TASK ITEM
Write out the entries exactly, pictures excluded.

--- START ---

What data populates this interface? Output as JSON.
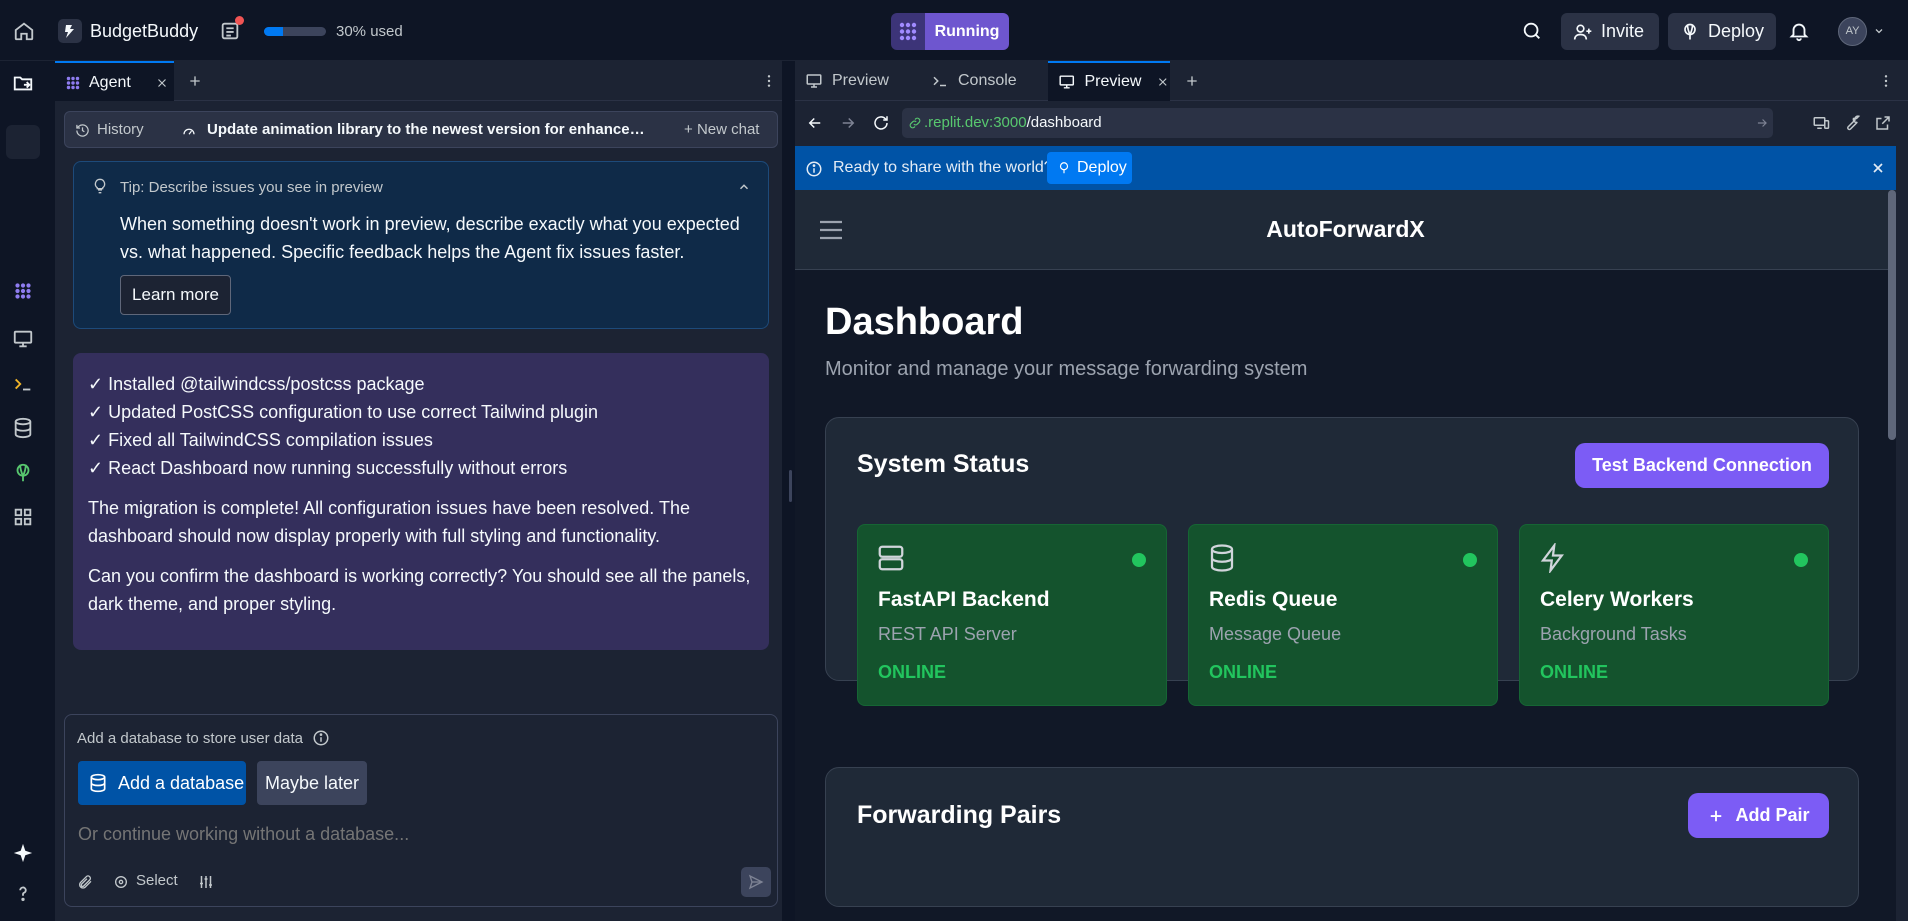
{
  "topbar": {
    "app_name": "BudgetBuddy",
    "usage_text": "30% used",
    "usage_percent": 30,
    "run_label": "Running",
    "invite_label": "Invite",
    "deploy_label": "Deploy",
    "avatar_initials": "AY"
  },
  "left": {
    "agent_tab_label": "Agent",
    "history_label": "History",
    "task_title": "Update animation library to the newest version for enhanced f...",
    "new_chat_label": "New chat",
    "tip": {
      "title": "Tip: Describe issues you see in preview",
      "body": "When something doesn't work in preview, describe exactly what you expected vs. what happened. Specific feedback helps the Agent fix issues faster.",
      "learn_more": "Learn more"
    },
    "message": {
      "items": [
        "✓ Installed @tailwindcss/postcss package",
        "✓ Updated PostCSS configuration to use correct Tailwind plugin",
        "✓ Fixed all TailwindCSS compilation issues",
        "✓ React Dashboard now running successfully without errors"
      ],
      "para1": "The migration is complete! All configuration issues have been resolved. The dashboard should now display properly with full styling and functionality.",
      "para2": "Can you confirm the dashboard is working correctly? You should see all the panels, dark theme, and proper styling."
    },
    "db_prompt": {
      "question": "Add a database to store user data",
      "add_label": "Add a database",
      "later_label": "Maybe later",
      "placeholder": "Or continue working without a database...",
      "select_label": "Select"
    }
  },
  "right": {
    "tabs": [
      "Preview",
      "Console",
      "Preview"
    ],
    "url_host": ".replit.dev:3000",
    "url_path": "/dashboard",
    "banner_text": "Ready to share with the world?",
    "banner_deploy": "Deploy"
  },
  "app": {
    "brand": "AutoForwardX",
    "title": "Dashboard",
    "subtitle": "Monitor and manage your message forwarding system",
    "system_status": {
      "title": "System Status",
      "button": "Test Backend Connection",
      "services": [
        {
          "name": "FastAPI Backend",
          "desc": "REST API Server",
          "status": "ONLINE",
          "icon": "server-icon"
        },
        {
          "name": "Redis Queue",
          "desc": "Message Queue",
          "status": "ONLINE",
          "icon": "database-icon"
        },
        {
          "name": "Celery Workers",
          "desc": "Background Tasks",
          "status": "ONLINE",
          "icon": "zap-icon"
        }
      ]
    },
    "forwarding": {
      "title": "Forwarding Pairs",
      "button": "Add Pair"
    }
  },
  "colors": {
    "accent": "#0079f2",
    "run_purple": "#6e56cf",
    "app_purple": "#7c5cf5",
    "online_green": "#22c55e"
  }
}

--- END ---

YOUR RESPONSE
What data populates this interface? Output as JSON.
{
  "topbar": {
    "app_name": "BudgetBuddy",
    "usage_text": "30% used",
    "usage_percent": 30,
    "run_label": "Running",
    "invite_label": "Invite",
    "deploy_label": "Deploy",
    "avatar_initials": "AY"
  },
  "left": {
    "agent_tab_label": "Agent",
    "history_label": "History",
    "task_title": "Update animation library to the newest version for enhanced f...",
    "new_chat_label": "New chat",
    "tip": {
      "title": "Tip: Describe issues you see in preview",
      "body": "When something doesn't work in preview, describe exactly what you expected vs. what happened. Specific feedback helps the Agent fix issues faster.",
      "learn_more": "Learn more"
    },
    "message": {
      "items": [
        "✓ Installed @tailwindcss/postcss package",
        "✓ Updated PostCSS configuration to use correct Tailwind plugin",
        "✓ Fixed all TailwindCSS compilation issues",
        "✓ React Dashboard now running successfully without errors"
      ],
      "para1": "The migration is complete! All configuration issues have been resolved. The dashboard should now display properly with full styling and functionality.",
      "para2": "Can you confirm the dashboard is working correctly? You should see all the panels, dark theme, and proper styling."
    },
    "db_prompt": {
      "question": "Add a database to store user data",
      "add_label": "Add a database",
      "later_label": "Maybe later",
      "placeholder": "Or continue working without a database...",
      "select_label": "Select"
    }
  },
  "right": {
    "tabs": [
      "Preview",
      "Console",
      "Preview"
    ],
    "url_host": ".replit.dev:3000",
    "url_path": "/dashboard",
    "banner_text": "Ready to share with the world?",
    "banner_deploy": "Deploy"
  },
  "app": {
    "brand": "AutoForwardX",
    "title": "Dashboard",
    "subtitle": "Monitor and manage your message forwarding system",
    "system_status": {
      "title": "System Status",
      "button": "Test Backend Connection",
      "services": [
        {
          "name": "FastAPI Backend",
          "desc": "REST API Server",
          "status": "ONLINE",
          "icon": "server-icon"
        },
        {
          "name": "Redis Queue",
          "desc": "Message Queue",
          "status": "ONLINE",
          "icon": "database-icon"
        },
        {
          "name": "Celery Workers",
          "desc": "Background Tasks",
          "status": "ONLINE",
          "icon": "zap-icon"
        }
      ]
    },
    "forwarding": {
      "title": "Forwarding Pairs",
      "button": "Add Pair"
    }
  },
  "colors": {
    "accent": "#0079f2",
    "run_purple": "#6e56cf",
    "app_purple": "#7c5cf5",
    "online_green": "#22c55e"
  }
}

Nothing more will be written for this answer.